Merkley Applauds Senate Passage of United States Innovation and Competition Act, Which Includes Critical Merkley Amendments to Promote Human Rights and Democracy in China

Washington, D.C. – Oregon’s U.S. Senator Jeff Merkley—a member of the Senate Foreign Relations Committee (SFRC) and the Chair of the Congressional-Executive Commission on China (CECC)—is applauding the Senate passage of the United States Innovation and Competition Act, legislation that includes a number of key Merkley amendments and CECC-recommended provisions that will help ensure that American advocacy for human rights and democracy remain a centerpiece of the United States’ relationship with China.

“America’s values of freedom and democracy must be at the center of all of our actions and relationships around the world—especially with China,” said Merkley. “This legislation includes crucial support for pro-democracy and pro-human rights groups and steps to protect ethnic minorities facing brutal repression in China, as well as important pathways for strategic economic and diplomatic engagement in the region. While more work remains ahead of us in shaping a relationship with China that holds perpetrators of human rights abuses accountable, the United States Innovation and Competition Act is an important step in the right direction.”

Specific provisions authored and advocated for by Merkley that are included in the United States Innovation and Competition Act include:

  • Sanctions on Chinese officials responsible for forced labor in Xinjiang, as called for by the bipartisan Uyghur Forced Labor Prevention Act, introduced by Merkley and Senator Marco Rubio;
  • Bipartisan Merkley-Rubio legislation to establish a China Censorship Monitor and Action Group to monitor and address the impacts of China’s censorship or intimidation of U.S. persons and companies that exercise free speech;


  • Promoting responsible, low-carbon economic development alternatives to China’s Belt and Road Initiative;
  • Requiring reporting on the personnel and expertise required to effectively engage the People’s Republic of China in strategic stability and arms control dialogues;
  • Adding the prohibition on the export of covered munitions and crime control items to the Hong Kong Police Force to the list of sanctions covered by the sense of Congress on the centrality of sanctions and other restrictions related to China
  • Supporting United States educational and exchange programs with Taiwan by encouraging the establishment of an independent U.S.-Taiwan Cultural Exchange Foundation;
  • Requiring a strategy to respond to sharp power operations targeting Taiwan;
  • Providing for improved language regarding the treatment of the Taiwan government;
  • Improving the Secretary of State’s report on Chinese influence on international organizations to specifically address human rights, internet sovereignty, the development of norms on artificial intelligence, labor, international standards-setting, and freedom of navigation;
  • Authorizing appropriations for protecting human rights in the People’s Republic of China; and,
  • Including in the strategy to enhance cooperation with South and Central Asia a description of United States diplomatic efforts to protect ethnic minorities fleeing persecution in China.

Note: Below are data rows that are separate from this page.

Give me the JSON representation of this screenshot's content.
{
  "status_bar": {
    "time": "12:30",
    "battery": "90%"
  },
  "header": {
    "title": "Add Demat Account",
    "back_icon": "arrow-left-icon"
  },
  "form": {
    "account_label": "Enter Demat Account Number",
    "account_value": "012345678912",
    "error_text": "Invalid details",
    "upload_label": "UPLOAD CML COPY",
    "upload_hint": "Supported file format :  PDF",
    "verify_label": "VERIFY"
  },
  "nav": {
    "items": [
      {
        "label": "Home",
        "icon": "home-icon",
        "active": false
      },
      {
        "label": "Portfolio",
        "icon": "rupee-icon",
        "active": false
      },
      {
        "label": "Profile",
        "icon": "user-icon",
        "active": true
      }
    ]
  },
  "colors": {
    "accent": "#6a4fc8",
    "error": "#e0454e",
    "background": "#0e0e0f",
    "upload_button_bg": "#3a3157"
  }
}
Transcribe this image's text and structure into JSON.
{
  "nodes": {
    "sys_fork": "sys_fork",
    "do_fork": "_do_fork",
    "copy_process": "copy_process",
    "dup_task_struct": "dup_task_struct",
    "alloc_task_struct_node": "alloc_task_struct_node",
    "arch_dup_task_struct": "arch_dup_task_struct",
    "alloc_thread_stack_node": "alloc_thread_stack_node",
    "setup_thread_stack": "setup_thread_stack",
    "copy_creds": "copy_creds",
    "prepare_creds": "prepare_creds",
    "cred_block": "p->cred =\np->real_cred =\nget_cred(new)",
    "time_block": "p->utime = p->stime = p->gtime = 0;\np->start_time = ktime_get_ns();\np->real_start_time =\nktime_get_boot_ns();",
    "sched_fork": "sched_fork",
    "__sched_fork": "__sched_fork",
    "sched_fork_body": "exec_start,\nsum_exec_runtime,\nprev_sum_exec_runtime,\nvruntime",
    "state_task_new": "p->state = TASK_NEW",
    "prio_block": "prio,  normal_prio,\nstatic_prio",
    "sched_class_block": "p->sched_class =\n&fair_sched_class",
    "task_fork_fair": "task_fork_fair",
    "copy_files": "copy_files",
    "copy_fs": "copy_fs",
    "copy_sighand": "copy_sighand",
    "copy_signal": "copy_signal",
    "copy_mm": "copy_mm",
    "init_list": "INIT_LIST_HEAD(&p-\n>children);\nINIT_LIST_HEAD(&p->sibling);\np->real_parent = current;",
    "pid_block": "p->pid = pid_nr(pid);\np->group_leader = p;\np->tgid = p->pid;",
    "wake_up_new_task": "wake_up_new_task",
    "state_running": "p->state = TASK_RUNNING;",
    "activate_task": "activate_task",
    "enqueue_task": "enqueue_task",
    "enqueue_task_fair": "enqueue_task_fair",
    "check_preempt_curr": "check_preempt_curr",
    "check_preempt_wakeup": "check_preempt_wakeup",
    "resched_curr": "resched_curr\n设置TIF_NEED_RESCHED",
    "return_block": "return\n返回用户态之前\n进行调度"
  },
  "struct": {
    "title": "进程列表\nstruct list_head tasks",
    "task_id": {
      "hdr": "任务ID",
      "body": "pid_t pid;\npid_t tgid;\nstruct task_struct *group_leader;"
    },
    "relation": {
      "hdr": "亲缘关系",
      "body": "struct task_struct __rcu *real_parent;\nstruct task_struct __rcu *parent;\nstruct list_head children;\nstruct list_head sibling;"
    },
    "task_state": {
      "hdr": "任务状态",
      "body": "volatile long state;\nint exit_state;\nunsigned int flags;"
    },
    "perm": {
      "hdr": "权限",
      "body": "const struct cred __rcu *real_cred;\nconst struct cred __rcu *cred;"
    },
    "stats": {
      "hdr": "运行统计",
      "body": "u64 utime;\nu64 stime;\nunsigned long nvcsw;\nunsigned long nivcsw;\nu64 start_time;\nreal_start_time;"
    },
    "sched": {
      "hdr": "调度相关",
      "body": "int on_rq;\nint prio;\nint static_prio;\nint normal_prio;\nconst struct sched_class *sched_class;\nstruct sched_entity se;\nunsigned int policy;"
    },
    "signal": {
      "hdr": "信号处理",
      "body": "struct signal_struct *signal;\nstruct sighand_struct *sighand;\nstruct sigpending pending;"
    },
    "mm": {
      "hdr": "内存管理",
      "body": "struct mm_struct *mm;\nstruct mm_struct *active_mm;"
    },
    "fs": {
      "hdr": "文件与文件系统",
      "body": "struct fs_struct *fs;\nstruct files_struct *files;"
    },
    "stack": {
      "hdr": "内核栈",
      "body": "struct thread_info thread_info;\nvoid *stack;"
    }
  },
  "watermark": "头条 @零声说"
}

The legislation also includes a number of steps that have been advocated by the CECC under Merkley’s chairmanship and previously, such as provisions:

  • Extending Global Magnitsky Act sanctions, by repealing sunset provisions to make the sanctions authority for the legislation permanent;
  • Implementing a diplomatic boycott of the 2022 Winter Olympic Games;
  • Promoting internet freedom in Hong Kong, by supporting the development and deployment of internet freedom and Great Firewall circumvention tools for the people of Hong Kong;
  • Pushing back against rights violators on the United Nations Human Rights Council;
  • Emphasizing centrality of sanctions and other restrictions as powerful tools to advance U.S. foreign policy and pressing for full implementation of these sanctions and restrictions;
  • Strengthening U.S. policy in Tibet;
  • Reinforcing U.S. policy on the treatment of Uyghurs and other ethnic minorities in Xinjiang; and,
  • Supporting robust diplomatic engagement with G7 and G20 countries on matters relevant to economic and democratic freedoms.

The provisions secured by Merkley in the United States Innovation and Competition Act are just the latest in the senator’s years-long mission to advocate for human rights in China, work that includes his championing of the Hong Kong Human Rights and Democracy Act and the Hong Kong Safe Harbor Act. Last fall, Senator Merkley successfully passed legislation to ban the export of crowd control munitions to Hong Kong in an effort to help protect peaceful protesters during the ongoing pro-democracy demonstrations.

Merkley has also been an outspoken critic of the Chinese government’s genocide of Uyghur Muslims and other ethnic minorities in Xinjiang, and is the co-lead of the Uyghur Forced Labor Prevention Act along with Sen. Marco Rubio (R-FL).